As quickly as Covington fell from the baseball landscape, he was a player who managed to carve out a niche for himself in Philadelphia. He is still remembered by Phillies fans of that era, in part because of his distinctive batting stance. Some fans have referred to it as his “parallel to the ground” stance. Covington held his hands very high, near his chin, but he gripped the bat in a horizontal rather than a vertical position. The way he positioned the bat, it ran almost parallel to the ground. More than a few young Phillies fans tried to imitate Covington’s bizarre stance, a practice that drove their Little League coaches a little closer to the edge.
Covington also had a way of irritating opposing pitchers. He loved to step out of the box, part of an effort to disturb the pitcher’s rhythm. He would re-position his cap on his head and move his feet around, sometimes trying to retrace the outline of the batter’s box. His stalling tactics didn’t do much to help the pace of the game, but they seemed to frustrate pitchers to no end. Advantage Covington.

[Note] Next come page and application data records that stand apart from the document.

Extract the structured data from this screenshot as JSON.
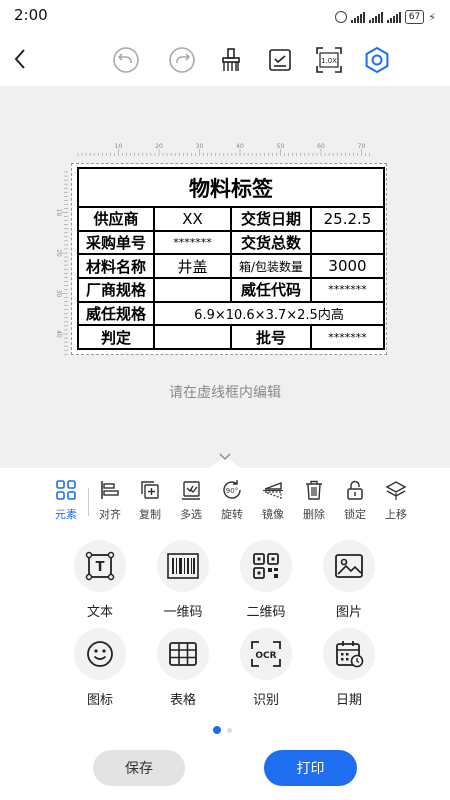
{
  "status_bar": {
    "time": "2:00",
    "battery": "67",
    "icons": [
      "alarm-icon",
      "signal-icon",
      "signal-icon",
      "signal-icon",
      "battery-icon",
      "charging-icon"
    ]
  },
  "toolbar": {
    "icons": [
      "back-icon",
      "undo-icon",
      "redo-icon",
      "clear-icon",
      "checklist-icon",
      "zoom-icon",
      "settings-icon"
    ],
    "zoom_label": "1.0X"
  },
  "ruler": {
    "top_ticks": [
      "10",
      "20",
      "30",
      "40",
      "50",
      "60",
      "70"
    ],
    "left_ticks": [
      "10",
      "20",
      "30",
      "40"
    ]
  },
  "label": {
    "title": "物料标签",
    "rows": [
      [
        "供应商",
        "XX",
        "交货日期",
        "25.2.5"
      ],
      [
        "采购单号",
        "*******",
        "交货总数",
        ""
      ],
      [
        "材料名称",
        "井盖",
        "箱/包装数量",
        "3000"
      ],
      [
        "厂商规格",
        "",
        "威任代码",
        "*******"
      ]
    ],
    "spec_label": "威任规格",
    "spec_value": "6.9×10.6×3.7×2.5内高",
    "judge_label": "判定",
    "judge_value": "",
    "batch_label": "批号",
    "batch_value": "*******"
  },
  "hint": "请在虚线框内编辑",
  "tools": [
    {
      "label": "元素",
      "icon": "elements-icon",
      "active": true
    },
    {
      "label": "对齐",
      "icon": "align-icon"
    },
    {
      "label": "复制",
      "icon": "copy-icon"
    },
    {
      "label": "多选",
      "icon": "multi-select-icon"
    },
    {
      "label": "旋转",
      "icon": "rotate-icon"
    },
    {
      "label": "镜像",
      "icon": "mirror-icon"
    },
    {
      "label": "删除",
      "icon": "delete-icon"
    },
    {
      "label": "锁定",
      "icon": "lock-icon"
    },
    {
      "label": "上移",
      "icon": "move-up-icon"
    }
  ],
  "rotate_badge": "90°",
  "elements": [
    {
      "label": "文本",
      "icon": "text-icon"
    },
    {
      "label": "一维码",
      "icon": "barcode-icon"
    },
    {
      "label": "二维码",
      "icon": "qrcode-icon"
    },
    {
      "label": "图片",
      "icon": "image-icon"
    },
    {
      "label": "图标",
      "icon": "emoji-icon"
    },
    {
      "label": "表格",
      "icon": "table-icon"
    },
    {
      "label": "识别",
      "icon": "ocr-icon"
    },
    {
      "label": "日期",
      "icon": "date-icon"
    }
  ],
  "ocr_text": "OCR",
  "text_glyph": "T",
  "pager": {
    "current": 1,
    "total": 2
  },
  "buttons": {
    "save": "保存",
    "print": "打印"
  },
  "colors": {
    "accent": "#1f6ef0",
    "canvas_bg": "#f0f0f0"
  }
}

Callison became even more popular in Philadelphia, in large part because of his 1964 season, when he finished second in the MVP voting and hit a walkoff three-run home run in the All-Star Game. But there was more to Callison than just numbers and achievements. He had a cannon-like throwing arm from right field, buttressed by sound mechanics and a strong right shoulder. At the plate, he swung the bat smoothly and stylishly.
In contrast to Covington, Callison’s decline would take place more sporadically and gradually. That decline started in 1966, as Callison’s home run total fell from 32 to 11, and his OPS from .836 to .756. His OPS would remain in the .700 range over the next two seasons, decent for the era, but the Phillies believed that he was an old 30. After the 1969 season, the Phillies traded him to the Cubs for a package of Oscar Gamble and right-hander Dick Selma.
The Phillies turned out to be right. After hitting 19 home runs in his first season with the Cubs, Callison’s body started to give out in 1971. Limited to 103 games, he batted only .210 with little power. He also clashed with manager Leo Durocher, just as he had struggled in his relationship with Mauch in Philadelphia. After the ’71 season, the Cubs shipped him to the New York Yankees for reliever Jack Aker. Callison would play out the next season and a half as a platoon player, before drawing his release in August of 1973. At 34, the same age by which Covington was done, Callison saw his career end, too.
Philadelphia certainly did not forget Callison. His three All-Star Game selections, 30-home run power, throwing arm, stylish manner, and steely good looks all contributed to his beloved status at Connie Mack Stadium. Even as the Phillies moved into Veterans Stadium, fans remembered Callison and what he did for the franchise during the difficult decade of the sixties.
In looking at the Power Plus card some 50 years after it made its debut in stores, I’m still impressed by how visually striking the card is. It’s fun to see Callison and Covington, two chiseled guys having a great time, crossing their bats, and hamming the situation up for the Topps photographer.
At the same time, it’s a little sad. Both men are gone now; Callison died in 2006 and Covington in 2011. The card is also a reminder of how quickly players can decline. One year you’re half of Power Plus, the next year you’re out of baseball. The other half of Power Plus would never again see an All-Star Game. With baseball, “Power Plus” can become “Fade to Black” all too soon.
References & Resources
- Biographical files for Johnny Callison and Wes Covington at the National Baseball Hall of Fame Library
- The Sporting News